Tom Smith puckers up for SID, the band behind Black Butler.
It was a moment fans had been nervously anticipating, ‘Monochrome Kiss’ – or more accurately ‘Monokuro no Kiss’ – the first major label release from the visual rock quartet SID. It was that critical debut all long-term fans dread, the moment their home-grown indie heroes take a step out of from playing sweaty dives with fuzzy sound systems, to strutting it on TV screens across the nation after a big record deal. It’s a tense time that all too often drives the hardcore fans crazy in fear that a bigwig producer will alter the group’s unique qualities in favour of a commercially more acceptable sound, amongst other things.
‘Monokuro no Kiss’, used as the opening to Black Butler, laid all such fears to rest. But there was never anything to worry about. SID had fought their way to the top of Japan’s seemingly impervious indie scene in the space of five years – the media were even branding them ‘the monster band of the indie scene’, and rightly so! On their own, they had accomplished chart success on numerous occasions, both with albums and a string of singles.

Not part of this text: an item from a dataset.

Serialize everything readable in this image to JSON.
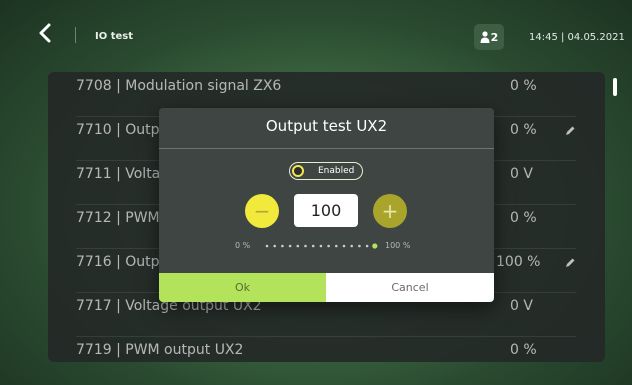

They even did a show at the mighty Budokan, the massive indoor arena where The Beatles made their Japanese debut some 40 years prior. Who needs record labels?
One of the albums from this early period in SID’s career is available digitally in the UK. Entitled Hoshi no Miyako, it’s the group’s second independent album and features their first chart ranking single Sweet? – but you’d best grab it soon, it’s officially ‘out of license’ in the UK but it appears neither Sony or the European licensor, Gan Shin, has noticed yet.
SID’s success didn’t go unnoticed and soon the boys were signed to Ki/oon, a subsidiary of Sony that contains some of the country’s biggest alternative rock acts, including ASIAN KUNG-FU GENERATION and L’Arc~en~Ciel. With a major label backing them (and the ever powerful world of anime), their first single got in the top five and saw the musicians return to Budokan, this time selling it out in an impressive 180 seconds.
Soon began a long affair with SID and Japan’s animation industry. Their third single ‘Uso’ (above) saw the foursome provide the first ending theme to the hit series Fullmetal Alchemist: Brotherhood, giving them top two chart success in the process. Craving further chart dominance, they returned to the show for its final ending with the single ‘Rain’, and this time it worked. The track got them their first number one, though in the daily chart – and narrowly missed out on topping the weekly chart.
Bleach got a piece of the SID action too with ‘Ranbu no Melody’, released at the end of last year. Though, hardened Ichigo-followers will have to wait for series 14 to hit the shelves before they hear it.
2010 concluded with SID also picking up the Top Pop Artist award from the Billboard Japan Music Awards for that year. Now, at the very moment these words are being typed, SID return with their single ‘Itsuka’ riding high in the charts and confidently showing that SID are much more than just another mark on the collar of Japan’s rock scene – they’re here to stay.
By popular demand, the anime fan-favourite released for the first time on DVD!
Four years after Tai, Mimi and the rest of the Digidestined brought peace to the digital world and found their way back home, the Digimon Emperor - a new villain - threatens the world and its Digital Monsters. With some the original kids off to junior high, a new generation is chosen to defend and save the world from evil.
Davis, Yolei, Cody, and Ken join T.K and Kari to form the new Digidestined team. Together they journey back to the Digital World to battle the Digimon Emperor and free all the Digital Monsters from his control.
Toei Animation has announced production on Dragon Ball Super, the first all-new Dragon Ball series to be released in 18 years. Following the recent events of the hit feature film Dragon Ball Z: Resurrection, Dragon Ball Super will debut in July 2015 in Japan.
Robotics;Notes could be called You Can Build Your Own Giant Robot! It’s about geeks engaged in a preposterous project; building the mecha they’ve seen in anime for real. The show’s aimed at viewers who might think they really could. After all, they’d probably heard of otaku who have built oversized robots for real.
Pacific Rim opened a new gateway to ’bot sagas for youngsters, and for oldsters too. They’ll see del Toro’s film, learn how much he was inspired by Japanese cartoons, and then check out the originals. If they choose Eureka Seven Ao, they’ll find elements also seen in Pacific Rim, embedded in a very different show.
Live-action remakes of classic anime titles are the subject of controversy and fan-rage in the anime community - Akira being a rather hot topic on that front, but could this be the saviour we’ve been looking for?